Dataset records Block Start

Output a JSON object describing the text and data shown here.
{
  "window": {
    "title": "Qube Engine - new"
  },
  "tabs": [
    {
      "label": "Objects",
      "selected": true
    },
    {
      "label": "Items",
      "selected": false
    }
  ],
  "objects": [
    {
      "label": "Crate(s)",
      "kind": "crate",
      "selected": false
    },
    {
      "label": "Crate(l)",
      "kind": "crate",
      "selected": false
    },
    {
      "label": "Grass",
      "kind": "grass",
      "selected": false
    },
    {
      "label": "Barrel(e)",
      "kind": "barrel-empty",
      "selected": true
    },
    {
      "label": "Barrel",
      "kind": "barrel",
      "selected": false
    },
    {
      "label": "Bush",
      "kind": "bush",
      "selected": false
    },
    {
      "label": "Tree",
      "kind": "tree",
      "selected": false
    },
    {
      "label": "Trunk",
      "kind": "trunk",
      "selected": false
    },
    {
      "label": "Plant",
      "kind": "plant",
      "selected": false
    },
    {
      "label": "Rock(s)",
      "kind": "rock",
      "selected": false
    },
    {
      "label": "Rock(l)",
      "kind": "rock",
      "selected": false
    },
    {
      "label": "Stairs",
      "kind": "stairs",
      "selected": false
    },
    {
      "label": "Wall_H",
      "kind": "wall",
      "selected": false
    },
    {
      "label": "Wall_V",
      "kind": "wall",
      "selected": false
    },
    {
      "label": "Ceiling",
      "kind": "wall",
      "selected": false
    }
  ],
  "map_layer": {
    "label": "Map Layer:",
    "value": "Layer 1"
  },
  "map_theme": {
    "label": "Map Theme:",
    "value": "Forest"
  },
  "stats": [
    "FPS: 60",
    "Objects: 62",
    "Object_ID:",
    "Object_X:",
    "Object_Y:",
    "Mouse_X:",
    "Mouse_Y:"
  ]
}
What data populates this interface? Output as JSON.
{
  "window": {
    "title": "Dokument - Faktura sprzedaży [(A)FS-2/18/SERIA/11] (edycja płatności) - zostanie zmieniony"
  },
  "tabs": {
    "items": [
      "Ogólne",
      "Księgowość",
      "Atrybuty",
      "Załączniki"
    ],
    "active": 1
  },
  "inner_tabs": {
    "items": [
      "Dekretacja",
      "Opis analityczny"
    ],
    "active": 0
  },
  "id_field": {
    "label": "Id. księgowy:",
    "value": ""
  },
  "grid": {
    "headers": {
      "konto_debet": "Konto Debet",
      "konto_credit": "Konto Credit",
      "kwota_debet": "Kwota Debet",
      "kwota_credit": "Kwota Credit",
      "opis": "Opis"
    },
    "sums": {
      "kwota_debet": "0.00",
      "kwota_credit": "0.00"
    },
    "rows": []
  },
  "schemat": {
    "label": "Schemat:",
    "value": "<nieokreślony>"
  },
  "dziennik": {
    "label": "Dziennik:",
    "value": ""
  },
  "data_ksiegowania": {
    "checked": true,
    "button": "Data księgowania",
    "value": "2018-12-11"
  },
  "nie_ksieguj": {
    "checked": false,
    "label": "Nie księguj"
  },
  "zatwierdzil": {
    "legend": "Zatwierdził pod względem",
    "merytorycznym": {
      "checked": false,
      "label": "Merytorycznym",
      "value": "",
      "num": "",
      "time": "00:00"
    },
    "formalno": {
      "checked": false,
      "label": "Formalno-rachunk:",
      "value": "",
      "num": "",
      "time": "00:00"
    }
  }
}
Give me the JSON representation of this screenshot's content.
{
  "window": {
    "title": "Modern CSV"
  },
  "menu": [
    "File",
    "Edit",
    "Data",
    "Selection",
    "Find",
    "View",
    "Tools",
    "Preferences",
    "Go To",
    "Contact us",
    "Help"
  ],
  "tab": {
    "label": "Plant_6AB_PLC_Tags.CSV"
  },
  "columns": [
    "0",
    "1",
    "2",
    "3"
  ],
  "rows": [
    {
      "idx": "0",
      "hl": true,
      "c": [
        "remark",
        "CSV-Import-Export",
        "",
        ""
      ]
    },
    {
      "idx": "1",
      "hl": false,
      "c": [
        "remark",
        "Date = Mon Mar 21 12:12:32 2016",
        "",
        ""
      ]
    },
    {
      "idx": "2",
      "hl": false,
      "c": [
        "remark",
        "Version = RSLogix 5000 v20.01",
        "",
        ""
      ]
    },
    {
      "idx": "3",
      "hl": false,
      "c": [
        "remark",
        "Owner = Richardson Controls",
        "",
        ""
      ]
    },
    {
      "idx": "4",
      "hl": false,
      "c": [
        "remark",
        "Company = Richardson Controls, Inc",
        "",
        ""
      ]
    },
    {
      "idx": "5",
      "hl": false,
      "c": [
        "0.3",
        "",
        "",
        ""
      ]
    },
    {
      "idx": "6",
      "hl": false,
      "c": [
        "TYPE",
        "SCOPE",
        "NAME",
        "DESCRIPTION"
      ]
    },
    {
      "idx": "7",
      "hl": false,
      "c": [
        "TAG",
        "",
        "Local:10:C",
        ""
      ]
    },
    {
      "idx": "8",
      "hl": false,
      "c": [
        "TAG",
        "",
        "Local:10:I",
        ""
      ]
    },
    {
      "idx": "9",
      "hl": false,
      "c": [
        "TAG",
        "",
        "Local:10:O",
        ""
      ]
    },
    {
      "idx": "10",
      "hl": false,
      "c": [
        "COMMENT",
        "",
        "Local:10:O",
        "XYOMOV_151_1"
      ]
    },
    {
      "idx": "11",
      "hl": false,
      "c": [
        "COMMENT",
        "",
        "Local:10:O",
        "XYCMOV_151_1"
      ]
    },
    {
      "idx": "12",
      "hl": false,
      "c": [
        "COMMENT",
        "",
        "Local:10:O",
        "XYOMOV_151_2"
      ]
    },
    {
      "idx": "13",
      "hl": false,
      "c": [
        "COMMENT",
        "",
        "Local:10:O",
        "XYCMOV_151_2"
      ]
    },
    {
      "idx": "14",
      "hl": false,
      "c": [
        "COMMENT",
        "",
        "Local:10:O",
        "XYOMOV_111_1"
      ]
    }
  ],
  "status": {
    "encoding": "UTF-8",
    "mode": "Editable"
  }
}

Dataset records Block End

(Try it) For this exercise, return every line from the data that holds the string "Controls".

(Problem solution)
        "Owner = Richardson Controls",
        "Company = Richardson Controls, Inc",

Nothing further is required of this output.